Amino Acid Structure

As stated previously, organization and classification of amino acids is a helpful way to understand and keep track of the different amino acids. Important factors to consider for classification include charge, hydrophilicity or hydrophobicity, size and functional groups (i.e. side chains or R groups). Once the amino acids are incorporated into proteins these factors will influence protein structure, protein-protein interaction, and functionality. The most popular way of organization is to do a structural classification based on the side chains (R-groups). *Note: each identified amino acid (bold) will be followed with the three and one letter symbols)

Nonpolar, Nonaromatic side chains

Of the twenty amino acids, seven of them fall into this class: Glycine, alanine, valine, leucine, isoleucine, methionine, and proline. Glycine (Gly, G), the achiral amino acid already discussed, has a single hydrogen atom as a side chain making it the smallest amino acid and very flexible in its functions.
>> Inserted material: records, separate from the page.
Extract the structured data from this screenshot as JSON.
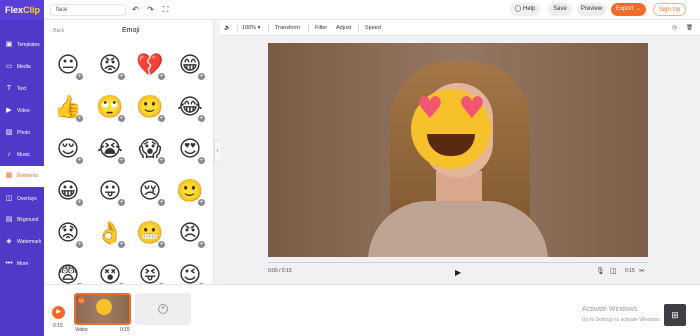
{
  "app": {
    "logo_prefix": "Flex",
    "logo_suffix": "Clip"
  },
  "header": {
    "project_name": "face",
    "help_label": "Help",
    "save_label": "Save",
    "preview_label": "Preview",
    "export_label": "Export →",
    "signup_label": "Sign Up"
  },
  "sidebar": {
    "items": [
      {
        "label": "Templates",
        "icon": "template-icon"
      },
      {
        "label": "Media",
        "icon": "media-icon"
      },
      {
        "label": "Text",
        "icon": "text-icon"
      },
      {
        "label": "Video",
        "icon": "video-icon"
      },
      {
        "label": "Photo",
        "icon": "photo-icon"
      },
      {
        "label": "Music",
        "icon": "music-icon"
      },
      {
        "label": "Elements",
        "icon": "elements-icon",
        "active": true
      },
      {
        "label": "Overlays",
        "icon": "overlays-icon"
      },
      {
        "label": "Bkground",
        "icon": "background-icon"
      },
      {
        "label": "Watermark",
        "icon": "watermark-icon"
      },
      {
        "label": "More",
        "icon": "more-icon"
      }
    ]
  },
  "panel": {
    "back_label": "Back",
    "title": "Emoji",
    "emojis": [
      "😐",
      "😡",
      "💔",
      "😁",
      "👍",
      "🙄",
      "🙂",
      "😂",
      "😌",
      "😭",
      "😱",
      "😍",
      "😀",
      "😛",
      "😢",
      "🙂",
      "😟",
      "👌",
      "😬",
      "😠",
      "😨",
      "😵",
      "😝",
      "😉"
    ]
  },
  "edit_toolbar": {
    "zoom": "100%",
    "transform": "Transform",
    "filter": "Filter",
    "adjust": "Adjust",
    "speed": "Speed"
  },
  "player": {
    "time": "0:00 / 0:15",
    "duration": "0:15"
  },
  "timeline": {
    "total_time": "0:15",
    "clip_number": "01",
    "clip_label": "Video",
    "clip_duration": "0:15"
  },
  "watermark": {
    "title": "Activate Windows",
    "subtitle": "Go to Settings to activate Windows."
  },
  "colors": {
    "brand": "#4e39c8",
    "accent": "#f36b2a"
  }
}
Alanine (Ala, A), Valine (Val, V), Leucine (Leu, L), and Isoleucine (Ile, L) have alkyl side chains (contains only carbon and hydrogen atoms, which are arranged in a chain) containing one to four carbons. Methionine (Met, M) is one of only two amino acids that contains sulfur in the side chain. Proline (Pro, P) is a unique amino acid in that it is cyclic. The other 19 amino acids have the amino group attached only to the center carbon (α-carbon), but in proline, the nitrogen from the amino group becomes incorporated in the side chain and results in a conformation resembling a five membered ring. This arrangement makes proline particularly “picky” on how it can be incorporated into other structures (proteins). 

Aromatic Side Chains

Three amino acids have aromatic side chains (unsaturated ring of atoms) that are uncharged. Tryptophan, phenylalanine, and tyrosine. Tryptophan (Trp, W) has a double ring that contains a nitrogen atom. The side chain of Phenylalanine (Phe, F) is a benzyl (benzene rings and an additional CH2 group) while adding an OH group to phenylalanine makes Tyrosine (Tyr, Y). The OH group also make tyrosine polar.

Polar Side Chains (non-aromatic)

Five amino acids have polar side chains: serine, threonine, asparagine, glutamine and cysteine. Serine (Ser, S) and Threonine (Thr, T) each contain OH groups which influence their polarity and hydrogen bonding capacity. Asparagine (Asn, N) and Glutamine (Gln, Q) contain amide side chains (RC(=O)NR′R″, where R, R', and R″ represent organic groups or hydrogen atoms). Amide side chains are stable enough that they do not gain or lose protons during pH changes. The last amino acid in this group is Cysteine (Cys, C) which contains a thiol group in it side chain (SH). The large nature of the sulfur group makes it less electronegative (weaker bond) and susceptible to oxidation (loss of electrons). The sulfur group also allows cysteine to form covalent disulfide bonds to other cysteine residues.

Negatively Charged Side Chains (Anionic side chains)

Two amino acids have negative charges on their side chains under physiologic pH (7.4). These amino acids are Aspartate (Asp, D) and Glutamate (Glu, E). Although often called acids (i.e. aspartic acid and glutamic acid) they actually act as bases, accepting hydrogen in almost all cases. 

Positively Charged Side Chains (Cationic side chains)

The remaining amino acids have side chains that contain positively charged nitrogen atoms; lysine, arginine and histidine. Lysine (Lys, K) has one amino group while Arginine (Arg, R) has three nitrogen atoms. Histidine (His, H) contains an aromatic ring with two nitrogen atoms (imidazole). 

Amino acids as Acids and Bases

The structure of amino acids makes them some of them function as weak acids or weak bases. These structural components are the carboxy and amino groups as well as some of the functional groups (R-group). Since some amino acids can either accept a proton or donate a proton they can be referred to as amphoteric (having dual nature).  Additionally, when some amino acids are placed in water at neutral pH, the amino and carboxy groups can become charged (NH3+ and CO2-) giving them the property of a dipole ion called a zwitterion.

This content is provided to you freely by BYU-I Books.

Access it online or download it at https://books.byui.edu/bio_180/432_amino_acid_struc.